# YOUR TASK
Pick out the lines below that contain the string "icon" and copy them all.

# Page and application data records
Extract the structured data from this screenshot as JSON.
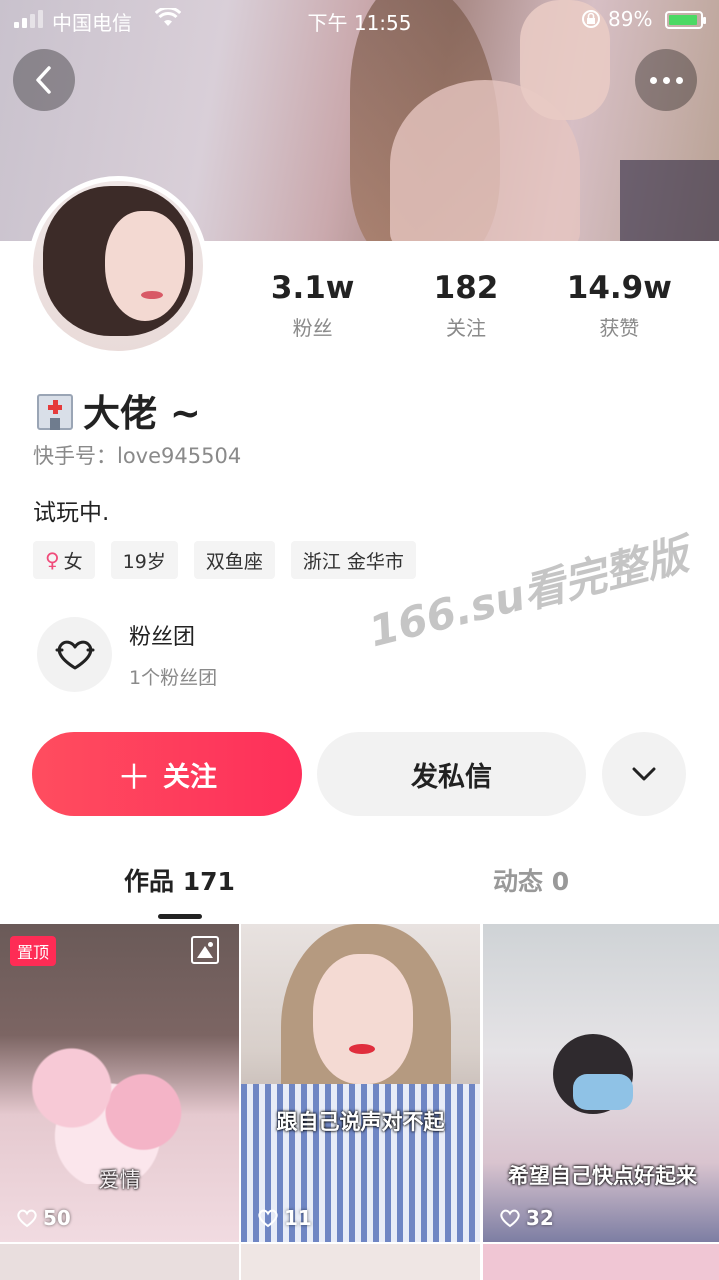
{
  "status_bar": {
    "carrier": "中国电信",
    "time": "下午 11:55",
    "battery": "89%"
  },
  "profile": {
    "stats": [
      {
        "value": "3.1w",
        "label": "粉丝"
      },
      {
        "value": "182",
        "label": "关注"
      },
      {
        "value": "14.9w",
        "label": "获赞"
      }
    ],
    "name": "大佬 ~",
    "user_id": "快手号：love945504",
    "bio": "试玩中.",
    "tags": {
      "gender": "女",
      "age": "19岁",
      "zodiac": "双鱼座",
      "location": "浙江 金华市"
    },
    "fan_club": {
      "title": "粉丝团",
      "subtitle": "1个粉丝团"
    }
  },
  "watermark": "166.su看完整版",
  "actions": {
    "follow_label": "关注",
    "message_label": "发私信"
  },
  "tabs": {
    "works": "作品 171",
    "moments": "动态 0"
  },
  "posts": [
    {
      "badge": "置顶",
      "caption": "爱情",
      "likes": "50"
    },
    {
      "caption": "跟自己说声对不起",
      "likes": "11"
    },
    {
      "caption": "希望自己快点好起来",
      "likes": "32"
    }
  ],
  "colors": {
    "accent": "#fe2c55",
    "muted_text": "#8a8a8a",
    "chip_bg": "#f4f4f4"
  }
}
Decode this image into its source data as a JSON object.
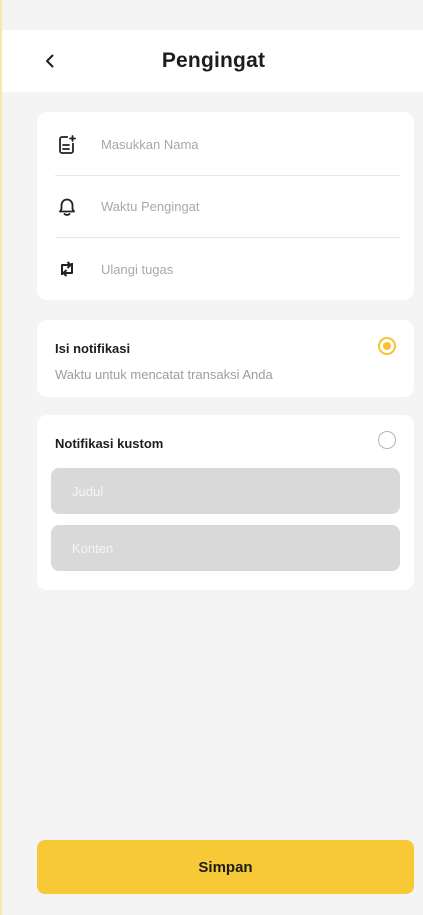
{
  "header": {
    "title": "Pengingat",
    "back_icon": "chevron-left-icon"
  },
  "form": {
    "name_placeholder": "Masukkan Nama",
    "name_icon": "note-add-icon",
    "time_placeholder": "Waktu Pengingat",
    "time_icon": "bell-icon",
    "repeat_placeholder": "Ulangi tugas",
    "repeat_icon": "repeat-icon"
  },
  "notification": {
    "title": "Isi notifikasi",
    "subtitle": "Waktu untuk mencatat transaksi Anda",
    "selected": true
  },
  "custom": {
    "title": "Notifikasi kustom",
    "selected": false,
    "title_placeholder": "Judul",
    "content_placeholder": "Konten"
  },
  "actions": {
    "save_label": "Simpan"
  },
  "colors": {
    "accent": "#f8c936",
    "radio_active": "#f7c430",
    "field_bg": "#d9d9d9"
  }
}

# WRITTEN REPLY
    "back_icon": "chevron-left-icon"
    "name_icon": "note-add-icon",
    "time_icon": "bell-icon",
    "repeat_icon": "repeat-icon"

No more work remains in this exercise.